[Records from a data source]
▼▼▼

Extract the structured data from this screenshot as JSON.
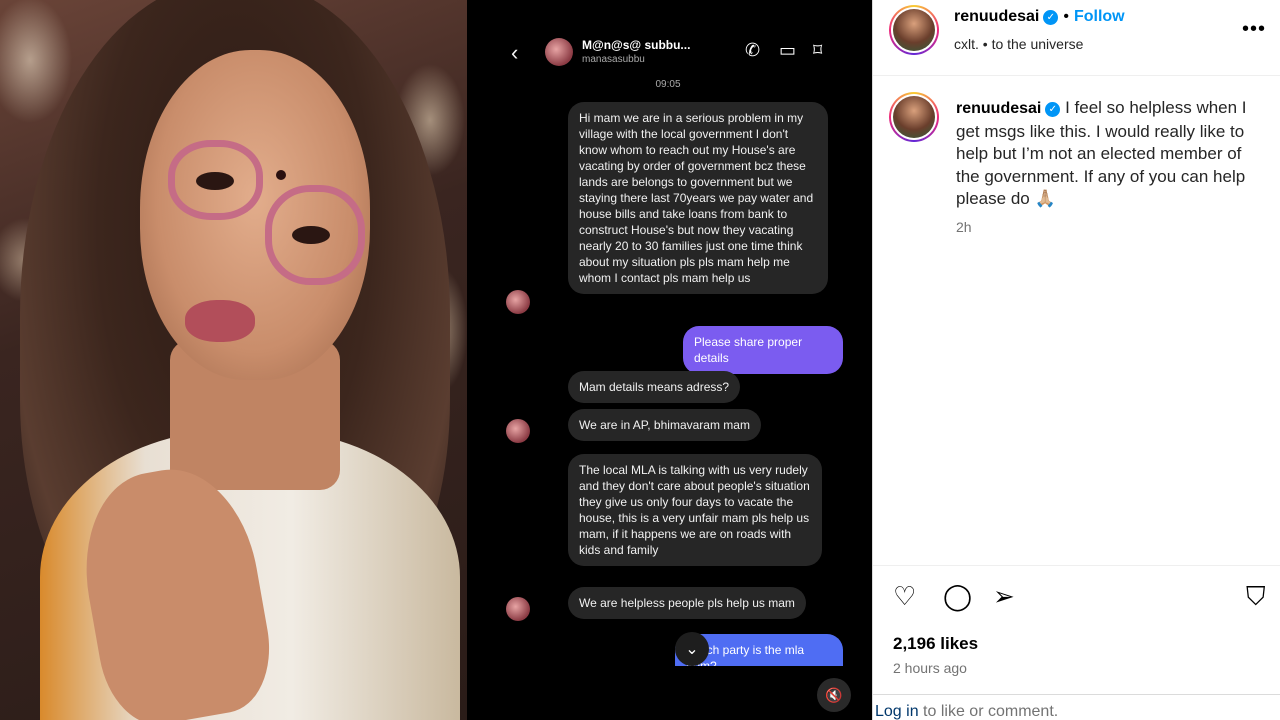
{
  "post_author": {
    "username": "renuudesai",
    "verified_icon": "verified-badge-icon",
    "follow_label": "Follow",
    "subtitle": "cxlt. • to the universe"
  },
  "caption": {
    "username": "renuudesai",
    "text": "I feel so helpless when I get msgs like this. I would really like to help but I’m not an elected member of the government. If any of you can help please do 🙏🏼",
    "time_ago": "2h"
  },
  "engagement": {
    "likes": "2,196 likes",
    "posted": "2 hours ago"
  },
  "footer": {
    "login": "Log in",
    "rest": "to like or comment."
  },
  "video": {
    "chat_name": "M@n@s@ subbu...",
    "chat_handle": "manasasubbu",
    "timestamp": "09:05",
    "messages": [
      {
        "from": "them",
        "text": "Hi mam we are in a serious problem in my village with the local government I don't know whom to reach out my House's are vacating by order of government bcz these lands are belongs to government but we staying there last 70years we pay water and house bills and take loans from bank to construct House's but now they vacating nearly 20 to 30 families just one time think about my situation pls pls mam help me whom I contact pls mam help us"
      },
      {
        "from": "me",
        "text": "Please share proper details"
      },
      {
        "from": "them",
        "text": "Mam details means adress?"
      },
      {
        "from": "them",
        "text": "We are in AP, bhimavaram mam"
      },
      {
        "from": "them",
        "text": "The local MLA is talking with us very rudely and they don't care about people's situation they give us only four days to vacate the house, this is a very unfair mam pls help us mam, if it happens we are on roads with kids and family"
      },
      {
        "from": "them",
        "text": "We are helpless people pls help us mam"
      },
      {
        "from": "me",
        "text": "Which party is the mla from?"
      }
    ]
  },
  "colors": {
    "accent": "#0095f6",
    "my_bubble": "#7b5cf0",
    "their_bubble": "#262626"
  }
}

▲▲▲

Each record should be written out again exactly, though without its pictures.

__RESULT OF THE TASK__:
Extract the structured data from this screenshot as JSON.
{
  "post_author": {
    "username": "renuudesai",
    "verified_icon": "verified-badge-icon",
    "follow_label": "Follow",
    "subtitle": "cxlt. • to the universe"
  },
  "caption": {
    "username": "renuudesai",
    "text": "I feel so helpless when I get msgs like this. I would really like to help but I’m not an elected member of the government. If any of you can help please do 🙏🏼",
    "time_ago": "2h"
  },
  "engagement": {
    "likes": "2,196 likes",
    "posted": "2 hours ago"
  },
  "footer": {
    "login": "Log in",
    "rest": "to like or comment."
  },
  "video": {
    "chat_name": "M@n@s@ subbu...",
    "chat_handle": "manasasubbu",
    "timestamp": "09:05",
    "messages": [
      {
        "from": "them",
        "text": "Hi mam we are in a serious problem in my village with the local government I don't know whom to reach out my House's are vacating by order of government bcz these lands are belongs to government but we staying there last 70years we pay water and house bills and take loans from bank to construct House's but now they vacating nearly 20 to 30 families just one time think about my situation pls pls mam help me whom I contact pls mam help us"
      },
      {
        "from": "me",
        "text": "Please share proper details"
      },
      {
        "from": "them",
        "text": "Mam details means adress?"
      },
      {
        "from": "them",
        "text": "We are in AP, bhimavaram mam"
      },
      {
        "from": "them",
        "text": "The local MLA is talking with us very rudely and they don't care about people's situation they give us only four days to vacate the house, this is a very unfair mam pls help us mam, if it happens we are on roads with kids and family"
      },
      {
        "from": "them",
        "text": "We are helpless people pls help us mam"
      },
      {
        "from": "me",
        "text": "Which party is the mla from?"
      }
    ]
  },
  "colors": {
    "accent": "#0095f6",
    "my_bubble": "#7b5cf0",
    "their_bubble": "#262626"
  }
}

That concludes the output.